DATA FOR REVIEW Block Start

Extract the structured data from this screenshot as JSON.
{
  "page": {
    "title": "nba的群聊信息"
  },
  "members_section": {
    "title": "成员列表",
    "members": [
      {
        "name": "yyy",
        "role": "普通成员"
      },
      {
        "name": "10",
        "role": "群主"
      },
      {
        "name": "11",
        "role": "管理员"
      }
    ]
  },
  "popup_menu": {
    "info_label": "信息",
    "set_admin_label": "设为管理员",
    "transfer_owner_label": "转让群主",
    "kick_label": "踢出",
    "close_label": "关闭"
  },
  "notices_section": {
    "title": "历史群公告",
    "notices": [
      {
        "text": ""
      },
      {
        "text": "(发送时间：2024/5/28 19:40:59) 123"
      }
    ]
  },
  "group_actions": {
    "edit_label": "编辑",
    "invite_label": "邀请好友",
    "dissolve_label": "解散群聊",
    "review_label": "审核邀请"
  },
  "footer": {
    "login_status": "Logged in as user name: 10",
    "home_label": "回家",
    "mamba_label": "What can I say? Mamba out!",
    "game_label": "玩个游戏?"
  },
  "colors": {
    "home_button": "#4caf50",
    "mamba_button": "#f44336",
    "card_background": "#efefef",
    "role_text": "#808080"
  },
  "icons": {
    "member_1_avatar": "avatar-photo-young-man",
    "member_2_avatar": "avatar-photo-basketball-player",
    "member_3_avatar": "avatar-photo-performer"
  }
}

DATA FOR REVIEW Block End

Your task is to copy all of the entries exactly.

Extract the structured data from this screenshot as JSON.
{
  "page": {
    "title": "nba的群聊信息"
  },
  "members_section": {
    "title": "成员列表",
    "members": [
      {
        "name": "yyy",
        "role": "普通成员"
      },
      {
        "name": "10",
        "role": "群主"
      },
      {
        "name": "11",
        "role": "管理员"
      }
    ]
  },
  "popup_menu": {
    "info_label": "信息",
    "set_admin_label": "设为管理员",
    "transfer_owner_label": "转让群主",
    "kick_label": "踢出",
    "close_label": "关闭"
  },
  "notices_section": {
    "title": "历史群公告",
    "notices": [
      {
        "text": ""
      },
      {
        "text": "(发送时间：2024/5/28 19:40:59) 123"
      }
    ]
  },
  "group_actions": {
    "edit_label": "编辑",
    "invite_label": "邀请好友",
    "dissolve_label": "解散群聊",
    "review_label": "审核邀请"
  },
  "footer": {
    "login_status": "Logged in as user name: 10",
    "home_label": "回家",
    "mamba_label": "What can I say? Mamba out!",
    "game_label": "玩个游戏?"
  },
  "colors": {
    "home_button": "#4caf50",
    "mamba_button": "#f44336",
    "card_background": "#efefef",
    "role_text": "#808080"
  },
  "icons": {
    "member_1_avatar": "avatar-photo-young-man",
    "member_2_avatar": "avatar-photo-basketball-player",
    "member_3_avatar": "avatar-photo-performer"
  }
}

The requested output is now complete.